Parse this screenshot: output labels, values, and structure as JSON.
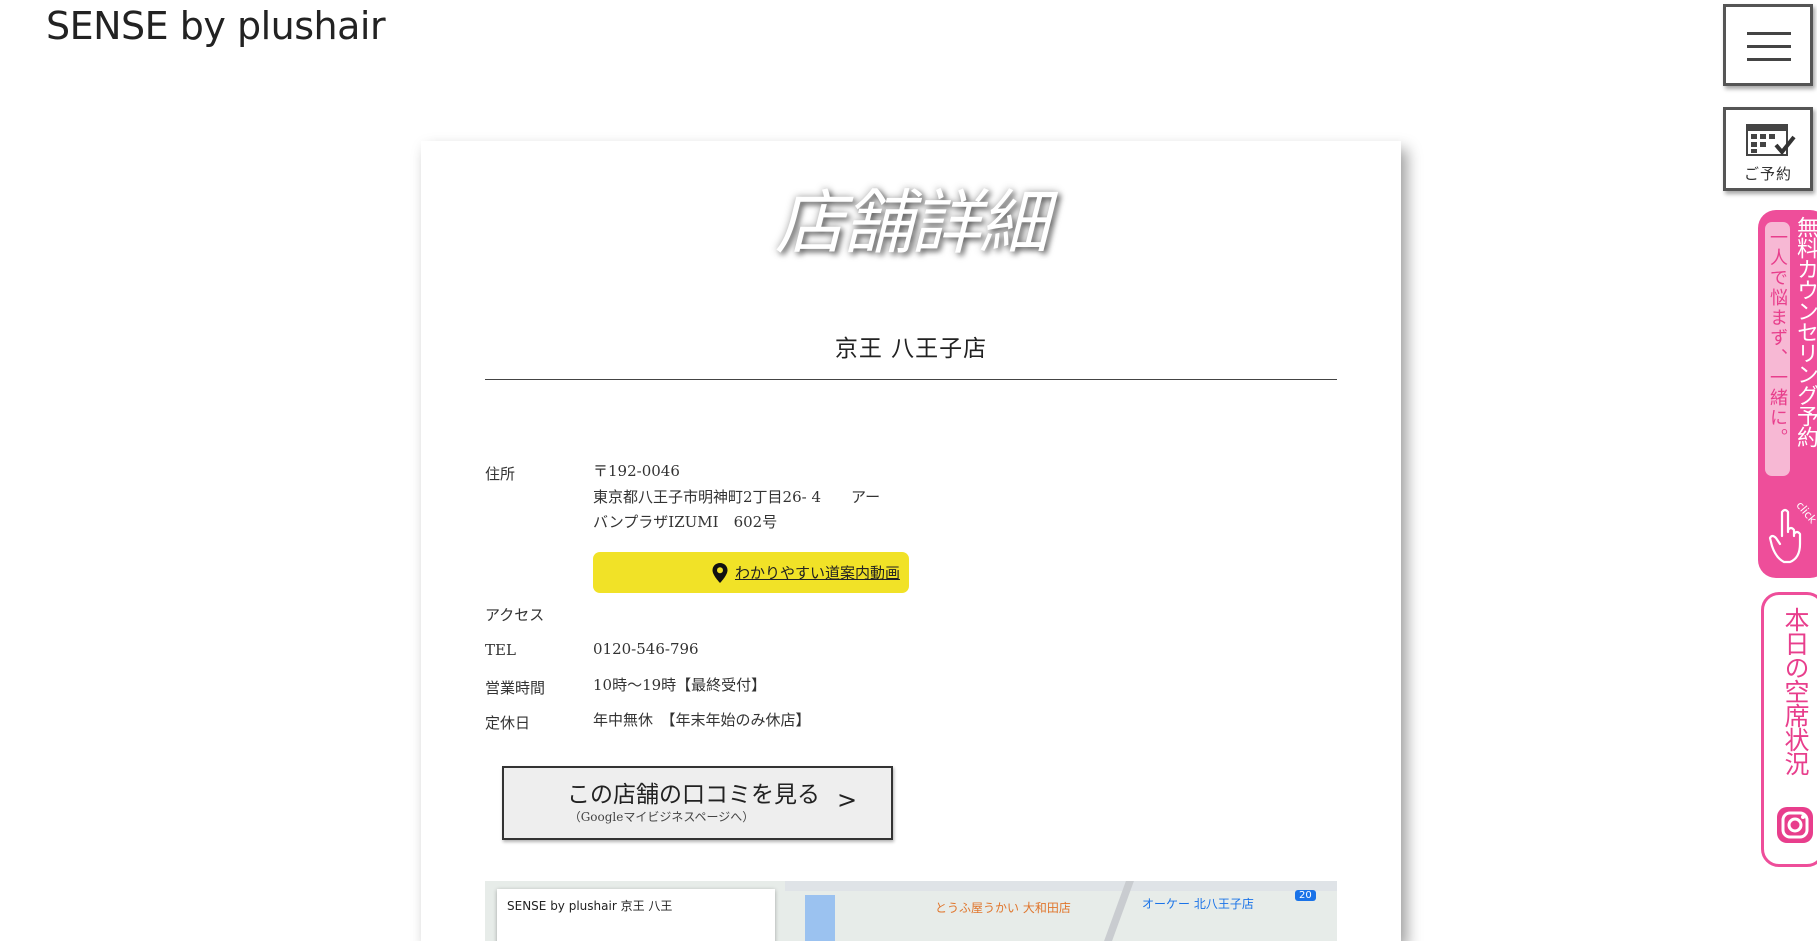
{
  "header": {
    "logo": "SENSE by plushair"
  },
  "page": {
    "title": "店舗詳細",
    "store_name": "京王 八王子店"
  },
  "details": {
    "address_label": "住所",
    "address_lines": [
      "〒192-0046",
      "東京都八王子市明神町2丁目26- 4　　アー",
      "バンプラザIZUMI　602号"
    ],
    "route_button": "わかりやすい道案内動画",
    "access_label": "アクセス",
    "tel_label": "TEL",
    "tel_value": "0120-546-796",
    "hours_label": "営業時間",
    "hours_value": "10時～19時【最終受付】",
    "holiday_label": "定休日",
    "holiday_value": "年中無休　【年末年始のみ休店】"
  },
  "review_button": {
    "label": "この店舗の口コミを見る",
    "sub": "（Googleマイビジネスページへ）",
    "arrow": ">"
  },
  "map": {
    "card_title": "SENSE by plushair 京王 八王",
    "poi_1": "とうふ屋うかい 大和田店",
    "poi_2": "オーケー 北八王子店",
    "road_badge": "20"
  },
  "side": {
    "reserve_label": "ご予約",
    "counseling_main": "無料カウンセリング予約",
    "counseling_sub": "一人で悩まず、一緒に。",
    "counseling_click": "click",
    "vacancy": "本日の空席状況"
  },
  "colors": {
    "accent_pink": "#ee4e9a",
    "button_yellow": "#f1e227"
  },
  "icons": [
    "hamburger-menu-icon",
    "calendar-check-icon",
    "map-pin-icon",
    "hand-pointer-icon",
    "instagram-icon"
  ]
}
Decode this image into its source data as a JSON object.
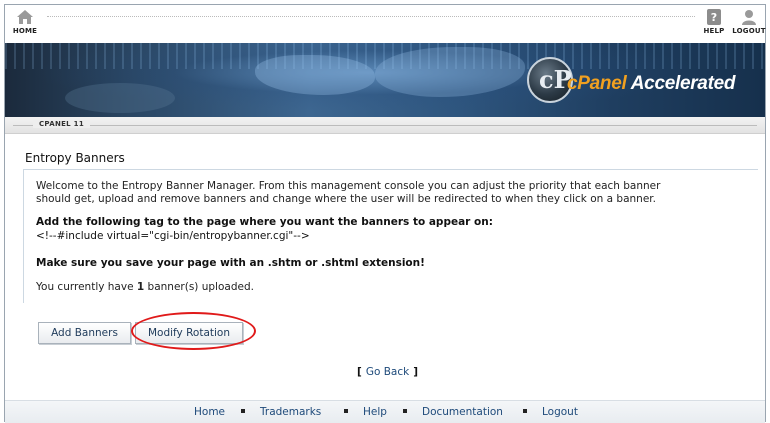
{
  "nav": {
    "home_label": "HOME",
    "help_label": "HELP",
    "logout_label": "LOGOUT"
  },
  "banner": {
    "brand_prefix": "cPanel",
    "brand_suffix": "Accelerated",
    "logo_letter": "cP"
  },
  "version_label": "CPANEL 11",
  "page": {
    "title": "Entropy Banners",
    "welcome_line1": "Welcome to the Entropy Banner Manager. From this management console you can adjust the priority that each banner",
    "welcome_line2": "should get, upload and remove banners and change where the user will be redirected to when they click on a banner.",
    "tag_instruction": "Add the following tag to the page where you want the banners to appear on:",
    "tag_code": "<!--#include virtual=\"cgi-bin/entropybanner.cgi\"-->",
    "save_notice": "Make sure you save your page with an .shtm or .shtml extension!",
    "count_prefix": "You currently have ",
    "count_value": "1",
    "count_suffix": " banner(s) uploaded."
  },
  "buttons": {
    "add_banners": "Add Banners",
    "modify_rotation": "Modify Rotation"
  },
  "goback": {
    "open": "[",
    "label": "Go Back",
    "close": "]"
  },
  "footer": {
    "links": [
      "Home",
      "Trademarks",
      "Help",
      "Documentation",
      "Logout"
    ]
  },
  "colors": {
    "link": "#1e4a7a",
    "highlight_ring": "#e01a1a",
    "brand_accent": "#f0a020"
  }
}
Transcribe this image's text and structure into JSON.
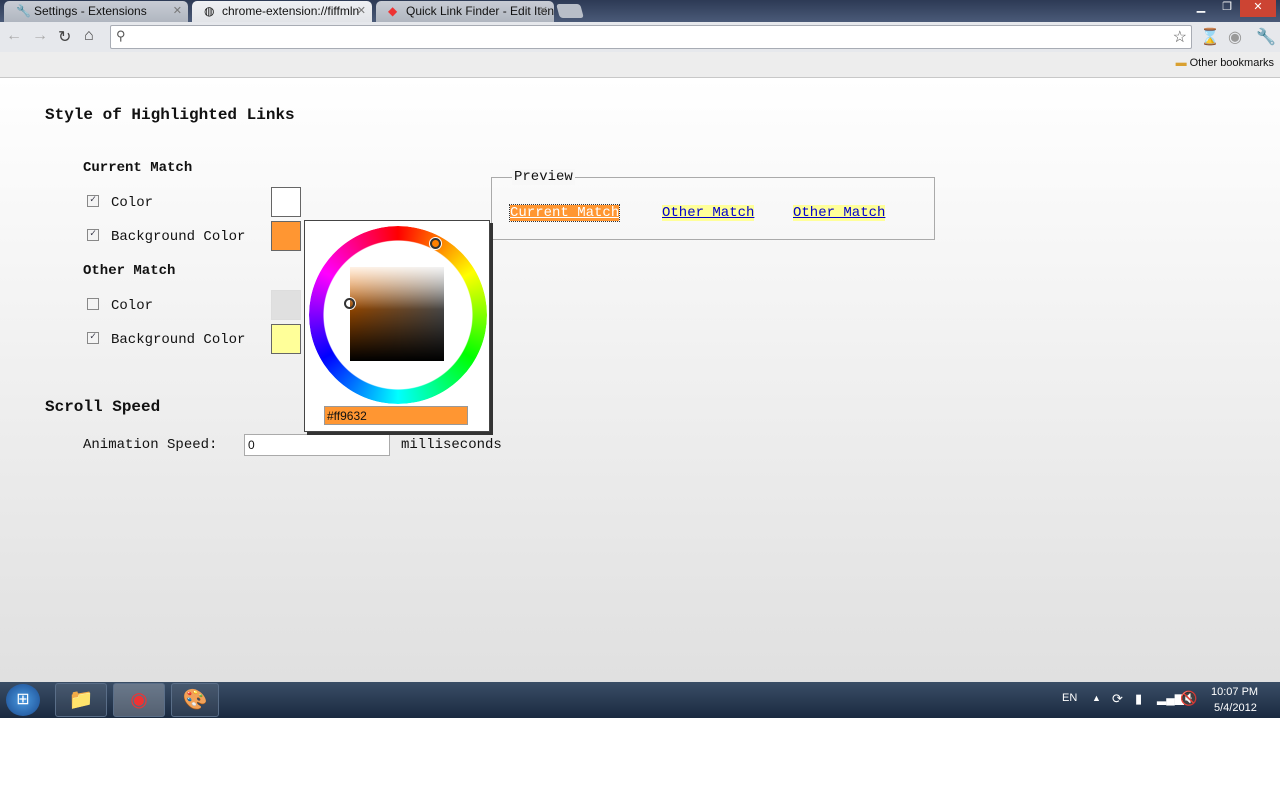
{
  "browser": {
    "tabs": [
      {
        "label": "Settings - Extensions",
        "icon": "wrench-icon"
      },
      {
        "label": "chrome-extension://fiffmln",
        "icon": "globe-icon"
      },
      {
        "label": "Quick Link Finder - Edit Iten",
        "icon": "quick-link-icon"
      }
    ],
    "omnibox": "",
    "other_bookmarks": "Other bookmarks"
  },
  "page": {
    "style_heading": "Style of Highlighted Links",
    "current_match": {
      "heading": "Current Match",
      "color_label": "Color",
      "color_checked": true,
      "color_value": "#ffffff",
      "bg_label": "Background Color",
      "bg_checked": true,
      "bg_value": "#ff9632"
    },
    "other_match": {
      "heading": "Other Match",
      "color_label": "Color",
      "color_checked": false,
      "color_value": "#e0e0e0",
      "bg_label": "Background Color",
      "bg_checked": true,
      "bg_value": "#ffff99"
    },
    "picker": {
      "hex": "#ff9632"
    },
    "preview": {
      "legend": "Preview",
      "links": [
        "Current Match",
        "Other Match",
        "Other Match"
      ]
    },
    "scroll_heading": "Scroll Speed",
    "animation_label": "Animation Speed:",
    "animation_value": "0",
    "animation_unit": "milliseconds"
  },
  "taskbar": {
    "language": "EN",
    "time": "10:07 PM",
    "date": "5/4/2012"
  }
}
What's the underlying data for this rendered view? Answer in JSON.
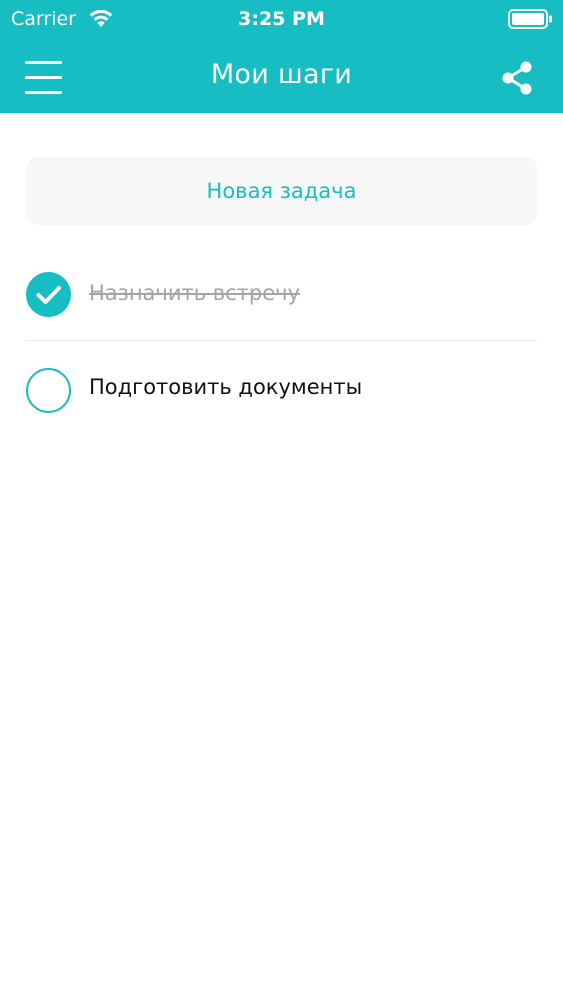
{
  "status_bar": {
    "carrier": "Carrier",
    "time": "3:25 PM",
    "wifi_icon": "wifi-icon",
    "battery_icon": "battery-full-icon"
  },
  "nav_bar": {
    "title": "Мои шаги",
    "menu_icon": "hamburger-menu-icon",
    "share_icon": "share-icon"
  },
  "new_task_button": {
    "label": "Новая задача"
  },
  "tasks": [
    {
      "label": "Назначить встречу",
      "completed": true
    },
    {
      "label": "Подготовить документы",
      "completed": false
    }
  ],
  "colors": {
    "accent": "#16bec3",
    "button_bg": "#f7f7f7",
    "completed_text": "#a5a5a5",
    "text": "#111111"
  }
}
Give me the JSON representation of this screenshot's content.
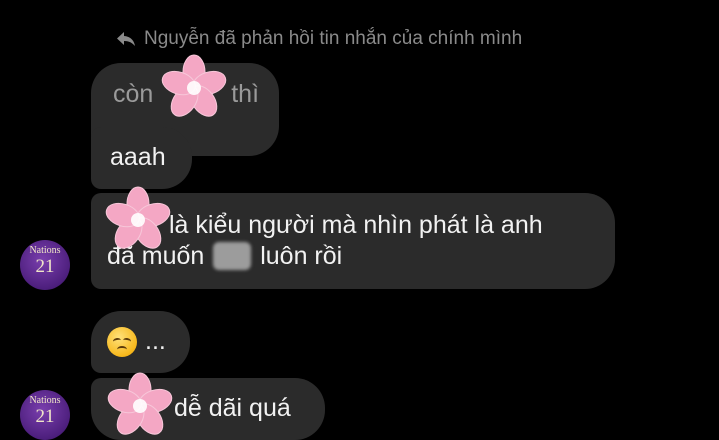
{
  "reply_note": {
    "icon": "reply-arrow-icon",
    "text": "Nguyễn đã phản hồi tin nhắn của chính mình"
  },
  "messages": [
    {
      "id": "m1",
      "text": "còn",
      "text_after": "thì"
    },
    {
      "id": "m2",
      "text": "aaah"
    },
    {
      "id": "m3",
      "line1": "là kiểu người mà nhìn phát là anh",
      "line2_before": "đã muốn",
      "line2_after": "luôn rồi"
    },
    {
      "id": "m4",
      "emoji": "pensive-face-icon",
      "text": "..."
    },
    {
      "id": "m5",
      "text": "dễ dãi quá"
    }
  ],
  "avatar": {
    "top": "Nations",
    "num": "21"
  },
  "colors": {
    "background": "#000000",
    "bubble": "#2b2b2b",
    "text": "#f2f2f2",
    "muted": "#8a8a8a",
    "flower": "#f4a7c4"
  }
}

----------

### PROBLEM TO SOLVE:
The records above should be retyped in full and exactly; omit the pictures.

### EXPECTED OUTPUT:
Parse this screenshot: output labels, values, and structure as JSON.
{
  "header": {
    "logo": "SENSE by plushair"
  },
  "page": {
    "title": "店舗詳細",
    "store_name": "京王 八王子店"
  },
  "details": {
    "address_label": "住所",
    "address_lines": [
      "〒192-0046",
      "東京都八王子市明神町2丁目26- 4　　アー",
      "バンプラザIZUMI　602号"
    ],
    "route_button": "わかりやすい道案内動画",
    "access_label": "アクセス",
    "tel_label": "TEL",
    "tel_value": "0120-546-796",
    "hours_label": "営業時間",
    "hours_value": "10時～19時【最終受付】",
    "holiday_label": "定休日",
    "holiday_value": "年中無休　【年末年始のみ休店】"
  },
  "review_button": {
    "label": "この店舗の口コミを見る",
    "sub": "（Googleマイビジネスページへ）",
    "arrow": ">"
  },
  "map": {
    "card_title": "SENSE by plushair 京王 八王",
    "poi_1": "とうふ屋うかい 大和田店",
    "poi_2": "オーケー 北八王子店",
    "road_badge": "20"
  },
  "side": {
    "reserve_label": "ご予約",
    "counseling_main": "無料カウンセリング予約",
    "counseling_sub": "一人で悩まず、一緒に。",
    "counseling_click": "click",
    "vacancy": "本日の空席状況"
  },
  "colors": {
    "accent_pink": "#ee4e9a",
    "button_yellow": "#f1e227"
  },
  "icons": [
    "hamburger-menu-icon",
    "calendar-check-icon",
    "map-pin-icon",
    "hand-pointer-icon",
    "instagram-icon"
  ]
}
Decode this image into its source data as a JSON object.
{
  "nav": {
    "home_label": "HOME",
    "help_label": "HELP",
    "logout_label": "LOGOUT"
  },
  "banner": {
    "brand_prefix": "cPanel",
    "brand_suffix": "Accelerated",
    "logo_letter": "cP"
  },
  "version_label": "CPANEL 11",
  "page": {
    "title": "Entropy Banners",
    "welcome_line1": "Welcome to the Entropy Banner Manager. From this management console you can adjust the priority that each banner",
    "welcome_line2": "should get, upload and remove banners and change where the user will be redirected to when they click on a banner.",
    "tag_instruction": "Add the following tag to the page where you want the banners to appear on:",
    "tag_code": "<!--#include virtual=\"cgi-bin/entropybanner.cgi\"-->",
    "save_notice": "Make sure you save your page with an .shtm or .shtml extension!",
    "count_prefix": "You currently have ",
    "count_value": "1",
    "count_suffix": " banner(s) uploaded."
  },
  "buttons": {
    "add_banners": "Add Banners",
    "modify_rotation": "Modify Rotation"
  },
  "goback": {
    "open": "[",
    "label": "Go Back",
    "close": "]"
  },
  "footer": {
    "links": [
      "Home",
      "Trademarks",
      "Help",
      "Documentation",
      "Logout"
    ]
  },
  "colors": {
    "link": "#1e4a7a",
    "highlight_ring": "#e01a1a",
    "brand_accent": "#f0a020"
  }
}
Transcribe this image's text and structure into JSON.
{
  "browser": {
    "tabs": [
      {
        "label": "Settings - Extensions",
        "icon": "wrench-icon"
      },
      {
        "label": "chrome-extension://fiffmln",
        "icon": "globe-icon"
      },
      {
        "label": "Quick Link Finder - Edit Iten",
        "icon": "quick-link-icon"
      }
    ],
    "omnibox": "",
    "other_bookmarks": "Other bookmarks"
  },
  "page": {
    "style_heading": "Style of Highlighted Links",
    "current_match": {
      "heading": "Current Match",
      "color_label": "Color",
      "color_checked": true,
      "color_value": "#ffffff",
      "bg_label": "Background Color",
      "bg_checked": true,
      "bg_value": "#ff9632"
    },
    "other_match": {
      "heading": "Other Match",
      "color_label": "Color",
      "color_checked": false,
      "color_value": "#e0e0e0",
      "bg_label": "Background Color",
      "bg_checked": true,
      "bg_value": "#ffff99"
    },
    "picker": {
      "hex": "#ff9632"
    },
    "preview": {
      "legend": "Preview",
      "links": [
        "Current Match",
        "Other Match",
        "Other Match"
      ]
    },
    "scroll_heading": "Scroll Speed",
    "animation_label": "Animation Speed:",
    "animation_value": "0",
    "animation_unit": "milliseconds"
  },
  "taskbar": {
    "language": "EN",
    "time": "10:07 PM",
    "date": "5/4/2012"
  }
}
What's the underlying data for this rendered view? Answer in JSON.
{
  "status_bar": {
    "carrier": "Carrier",
    "time": "3:25 PM",
    "wifi_icon": "wifi-icon",
    "battery_icon": "battery-full-icon"
  },
  "nav_bar": {
    "title": "Мои шаги",
    "menu_icon": "hamburger-menu-icon",
    "share_icon": "share-icon"
  },
  "new_task_button": {
    "label": "Новая задача"
  },
  "tasks": [
    {
      "label": "Назначить встречу",
      "completed": true
    },
    {
      "label": "Подготовить документы",
      "completed": false
    }
  ],
  "colors": {
    "accent": "#16bec3",
    "button_bg": "#f7f7f7",
    "completed_text": "#a5a5a5",
    "text": "#111111"
  }
}
Give me the JSON representation of this screenshot's content.
{
  "reply_note": {
    "icon": "reply-arrow-icon",
    "text": "Nguyễn đã phản hồi tin nhắn của chính mình"
  },
  "messages": [
    {
      "id": "m1",
      "text": "còn",
      "text_after": "thì"
    },
    {
      "id": "m2",
      "text": "aaah"
    },
    {
      "id": "m3",
      "line1": "là kiểu người mà nhìn phát là anh",
      "line2_before": "đã muốn",
      "line2_after": "luôn rồi"
    },
    {
      "id": "m4",
      "emoji": "pensive-face-icon",
      "text": "..."
    },
    {
      "id": "m5",
      "text": "dễ dãi quá"
    }
  ],
  "avatar": {
    "top": "Nations",
    "num": "21"
  },
  "colors": {
    "background": "#000000",
    "bubble": "#2b2b2b",
    "text": "#f2f2f2",
    "muted": "#8a8a8a",
    "flower": "#f4a7c4"
  }
}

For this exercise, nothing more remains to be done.